Directions –
Type out the data again, word for word and in full.

Records from a collection
======

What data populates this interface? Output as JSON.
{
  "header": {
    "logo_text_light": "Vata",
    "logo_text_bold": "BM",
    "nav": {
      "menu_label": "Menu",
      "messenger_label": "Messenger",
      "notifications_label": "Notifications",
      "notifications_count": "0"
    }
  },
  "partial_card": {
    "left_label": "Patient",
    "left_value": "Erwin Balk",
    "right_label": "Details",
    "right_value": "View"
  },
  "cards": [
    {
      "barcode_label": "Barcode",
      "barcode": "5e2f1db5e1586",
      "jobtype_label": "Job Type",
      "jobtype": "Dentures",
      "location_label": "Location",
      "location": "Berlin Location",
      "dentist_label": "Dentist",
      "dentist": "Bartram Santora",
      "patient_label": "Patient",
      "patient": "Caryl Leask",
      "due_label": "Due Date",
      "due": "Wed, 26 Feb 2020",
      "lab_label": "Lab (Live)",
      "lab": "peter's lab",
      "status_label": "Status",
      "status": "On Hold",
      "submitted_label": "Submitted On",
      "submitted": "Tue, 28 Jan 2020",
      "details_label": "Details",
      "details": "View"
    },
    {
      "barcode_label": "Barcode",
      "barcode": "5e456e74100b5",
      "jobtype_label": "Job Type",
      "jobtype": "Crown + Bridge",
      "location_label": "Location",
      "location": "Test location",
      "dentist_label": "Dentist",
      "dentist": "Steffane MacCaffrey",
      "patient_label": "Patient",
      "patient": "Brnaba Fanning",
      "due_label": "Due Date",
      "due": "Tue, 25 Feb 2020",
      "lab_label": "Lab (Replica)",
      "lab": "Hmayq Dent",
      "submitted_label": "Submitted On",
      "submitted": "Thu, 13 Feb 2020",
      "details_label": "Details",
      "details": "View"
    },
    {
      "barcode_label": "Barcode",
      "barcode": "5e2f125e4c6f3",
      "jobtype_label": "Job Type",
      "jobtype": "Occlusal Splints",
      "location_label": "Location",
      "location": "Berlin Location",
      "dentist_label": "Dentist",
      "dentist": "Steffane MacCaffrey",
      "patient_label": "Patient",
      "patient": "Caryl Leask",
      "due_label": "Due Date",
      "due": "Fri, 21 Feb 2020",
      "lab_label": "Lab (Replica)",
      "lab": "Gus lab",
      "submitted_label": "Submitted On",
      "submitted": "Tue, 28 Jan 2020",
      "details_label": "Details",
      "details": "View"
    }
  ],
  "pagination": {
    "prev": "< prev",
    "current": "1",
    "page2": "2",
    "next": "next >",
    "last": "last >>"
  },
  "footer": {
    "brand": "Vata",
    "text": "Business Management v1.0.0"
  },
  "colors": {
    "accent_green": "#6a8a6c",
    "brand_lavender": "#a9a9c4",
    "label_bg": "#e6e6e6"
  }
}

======

Written response –
What data populates this interface? Output as JSON.
{
  "header": {
    "logo_text_light": "Vata",
    "logo_text_bold": "BM",
    "nav": {
      "menu_label": "Menu",
      "messenger_label": "Messenger",
      "notifications_label": "Notifications",
      "notifications_count": "0"
    }
  },
  "partial_card": {
    "left_label": "Patient",
    "left_value": "Erwin Balk",
    "right_label": "Details",
    "right_value": "View"
  },
  "cards": [
    {
      "barcode_label": "Barcode",
      "barcode": "5e2f1db5e1586",
      "jobtype_label": "Job Type",
      "jobtype": "Dentures",
      "location_label": "Location",
      "location": "Berlin Location",
      "dentist_label": "Dentist",
      "dentist": "Bartram Santora",
      "patient_label": "Patient",
      "patient": "Caryl Leask",
      "due_label": "Due Date",
      "due": "Wed, 26 Feb 2020",
      "lab_label": "Lab (Live)",
      "lab": "peter's lab",
      "status_label": "Status",
      "status": "On Hold",
      "submitted_label": "Submitted On",
      "submitted": "Tue, 28 Jan 2020",
      "details_label": "Details",
      "details": "View"
    },
    {
      "barcode_label": "Barcode",
      "barcode": "5e456e74100b5",
      "jobtype_label": "Job Type",
      "jobtype": "Crown + Bridge",
      "location_label": "Location",
      "location": "Test location",
      "dentist_label": "Dentist",
      "dentist": "Steffane MacCaffrey",
      "patient_label": "Patient",
      "patient": "Brnaba Fanning",
      "due_label": "Due Date",
      "due": "Tue, 25 Feb 2020",
      "lab_label": "Lab (Replica)",
      "lab": "Hmayq Dent",
      "submitted_label": "Submitted On",
      "submitted": "Thu, 13 Feb 2020",
      "details_label": "Details",
      "details": "View"
    },
    {
      "barcode_label": "Barcode",
      "barcode": "5e2f125e4c6f3",
      "jobtype_label": "Job Type",
      "jobtype": "Occlusal Splints",
      "location_label": "Location",
      "location": "Berlin Location",
      "dentist_label": "Dentist",
      "dentist": "Steffane MacCaffrey",
      "patient_label": "Patient",
      "patient": "Caryl Leask",
      "due_label": "Due Date",
      "due": "Fri, 21 Feb 2020",
      "lab_label": "Lab (Replica)",
      "lab": "Gus lab",
      "submitted_label": "Submitted On",
      "submitted": "Tue, 28 Jan 2020",
      "details_label": "Details",
      "details": "View"
    }
  ],
  "pagination": {
    "prev": "< prev",
    "current": "1",
    "page2": "2",
    "next": "next >",
    "last": "last >>"
  },
  "footer": {
    "brand": "Vata",
    "text": "Business Management v1.0.0"
  },
  "colors": {
    "accent_green": "#6a8a6c",
    "brand_lavender": "#a9a9c4",
    "label_bg": "#e6e6e6"
  }
}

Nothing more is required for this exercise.